Listed entries Block Start
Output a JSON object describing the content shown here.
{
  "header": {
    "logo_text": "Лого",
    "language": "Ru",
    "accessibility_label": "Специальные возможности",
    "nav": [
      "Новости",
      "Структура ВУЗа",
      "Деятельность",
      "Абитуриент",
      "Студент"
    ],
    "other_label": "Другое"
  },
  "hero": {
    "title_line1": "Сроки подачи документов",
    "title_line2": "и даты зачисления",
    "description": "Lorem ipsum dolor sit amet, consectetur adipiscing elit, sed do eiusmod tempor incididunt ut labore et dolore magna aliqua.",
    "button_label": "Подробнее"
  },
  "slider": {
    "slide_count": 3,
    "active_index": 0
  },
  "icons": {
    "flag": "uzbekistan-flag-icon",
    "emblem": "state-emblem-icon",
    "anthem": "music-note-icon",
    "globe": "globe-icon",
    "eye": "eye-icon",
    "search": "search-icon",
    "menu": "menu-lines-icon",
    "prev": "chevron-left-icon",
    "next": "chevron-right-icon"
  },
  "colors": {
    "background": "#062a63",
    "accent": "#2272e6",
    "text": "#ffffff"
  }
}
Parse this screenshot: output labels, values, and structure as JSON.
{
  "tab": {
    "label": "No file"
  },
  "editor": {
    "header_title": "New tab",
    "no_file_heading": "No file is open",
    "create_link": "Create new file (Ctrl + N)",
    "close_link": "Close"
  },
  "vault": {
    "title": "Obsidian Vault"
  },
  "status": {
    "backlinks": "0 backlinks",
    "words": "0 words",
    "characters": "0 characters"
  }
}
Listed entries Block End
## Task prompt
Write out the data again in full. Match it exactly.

## Answer space
Output a JSON object describing the content shown here.
{
  "header": {
    "logo_text": "Лого",
    "language": "Ru",
    "accessibility_label": "Специальные возможности",
    "nav": [
      "Новости",
      "Структура ВУЗа",
      "Деятельность",
      "Абитуриент",
      "Студент"
    ],
    "other_label": "Другое"
  },
  "hero": {
    "title_line1": "Сроки подачи документов",
    "title_line2": "и даты зачисления",
    "description": "Lorem ipsum dolor sit amet, consectetur adipiscing elit, sed do eiusmod tempor incididunt ut labore et dolore magna aliqua.",
    "button_label": "Подробнее"
  },
  "slider": {
    "slide_count": 3,
    "active_index": 0
  },
  "icons": {
    "flag": "uzbekistan-flag-icon",
    "emblem": "state-emblem-icon",
    "anthem": "music-note-icon",
    "globe": "globe-icon",
    "eye": "eye-icon",
    "search": "search-icon",
    "menu": "menu-lines-icon",
    "prev": "chevron-left-icon",
    "next": "chevron-right-icon"
  },
  "colors": {
    "background": "#062a63",
    "accent": "#2272e6",
    "text": "#ffffff"
  }
}
Parse this screenshot: output labels, values, and structure as JSON.
{
  "tab": {
    "label": "No file"
  },
  "editor": {
    "header_title": "New tab",
    "no_file_heading": "No file is open",
    "create_link": "Create new file (Ctrl + N)",
    "close_link": "Close"
  },
  "vault": {
    "title": "Obsidian Vault"
  },
  "status": {
    "backlinks": "0 backlinks",
    "words": "0 words",
    "characters": "0 characters"
  }
}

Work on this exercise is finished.